Required action — Every line below that holds "JSON" must be copied.

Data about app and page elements
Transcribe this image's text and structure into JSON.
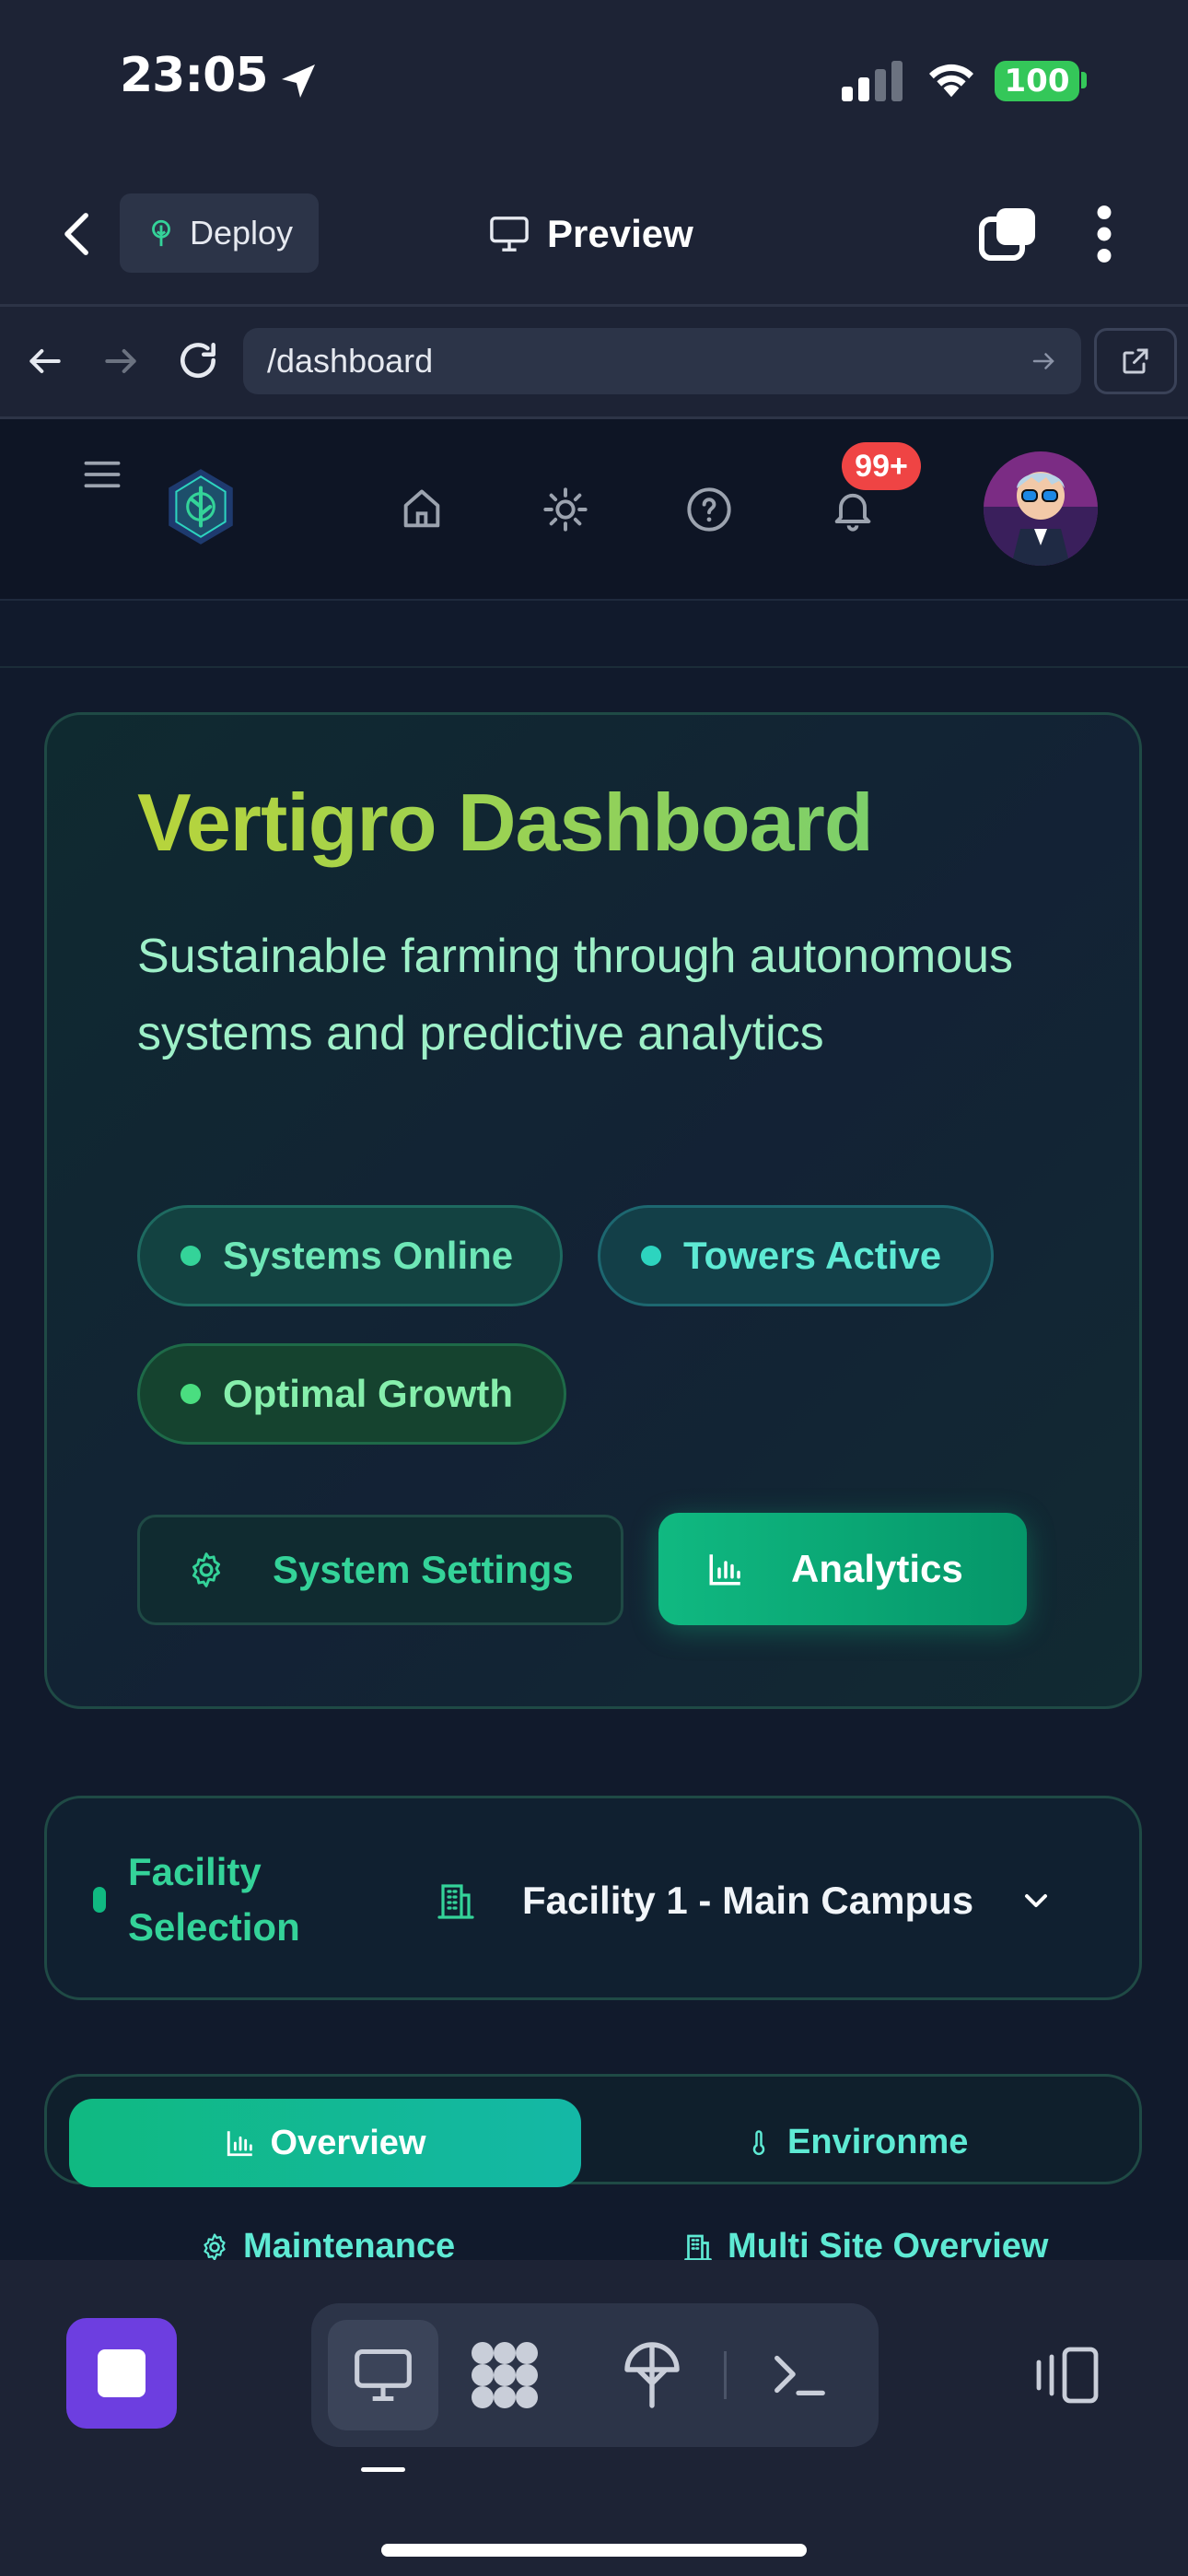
{
  "status_bar": {
    "time": "23:05",
    "battery": "100"
  },
  "preview_header": {
    "deploy_label": "Deploy",
    "title": "Preview"
  },
  "browser": {
    "url": "/dashboard"
  },
  "app_nav": {
    "notification_badge": "99+"
  },
  "hero": {
    "title": "Vertigro Dashboard",
    "subtitle": "Sustainable farming through autonomous systems and predictive analytics",
    "pills": [
      {
        "label": "Systems Online",
        "dot_color": "#34d399"
      },
      {
        "label": "Towers Active",
        "dot_color": "#2dd4bf"
      },
      {
        "label": "Optimal Growth",
        "dot_color": "#4ade80"
      }
    ],
    "settings_button": "System Settings",
    "analytics_button": "Analytics"
  },
  "facility": {
    "label": "Facility Selection",
    "selected": "Facility 1 - Main Campus"
  },
  "tabs": {
    "overview": "Overview",
    "environment": "Environme",
    "maintenance": "Maintenance",
    "multi_site": "Multi Site Overview"
  },
  "colors": {
    "accent": "#10b981",
    "title_gradient_start": "#b8d43b",
    "badge": "#ef4444",
    "stop_button": "#6d3ee0"
  }
}
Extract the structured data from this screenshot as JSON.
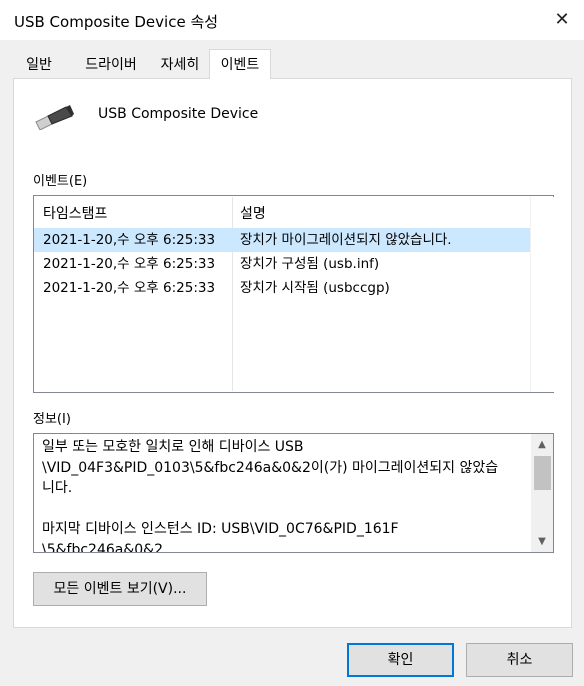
{
  "window": {
    "title": "USB Composite Device 속성",
    "close_label": "✕"
  },
  "tabs": [
    {
      "label": "일반",
      "active": false
    },
    {
      "label": "드라이버",
      "active": false
    },
    {
      "label": "자세히",
      "active": false
    },
    {
      "label": "이벤트",
      "active": true
    }
  ],
  "device": {
    "name": "USB Composite Device",
    "icon": "usb-plug-icon"
  },
  "events": {
    "label": "이벤트(E)",
    "columns": [
      "타임스탬프",
      "설명"
    ],
    "rows": [
      {
        "timestamp": "2021-1-20,수 오후 6:25:33",
        "description": "장치가 마이그레이션되지 않았습니다.",
        "selected": true
      },
      {
        "timestamp": "2021-1-20,수 오후 6:25:33",
        "description": "장치가 구성됨 (usb.inf)",
        "selected": false
      },
      {
        "timestamp": "2021-1-20,수 오후 6:25:33",
        "description": "장치가 시작됨 (usbccgp)",
        "selected": false
      }
    ]
  },
  "info": {
    "label": "정보(I)",
    "text": "일부 또는 모호한 일치로 인해 디바이스 USB\n\\VID_04F3&PID_0103\\5&fbc246a&0&2이(가) 마이그레이션되지 않았습\n니다.\n\n마지막 디바이스 인스턴스 ID: USB\\VID_0C76&PID_161F\n\\5&fbc246a&0&2"
  },
  "buttons": {
    "view_all": "모든 이벤트 보기(V)...",
    "ok": "확인",
    "cancel": "취소"
  },
  "colors": {
    "selection": "#cce8ff",
    "accent": "#0078d7"
  }
}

Response to this exercise —
Transcribe this image's text and structure into JSON.
Extract the structured data from this screenshot as JSON.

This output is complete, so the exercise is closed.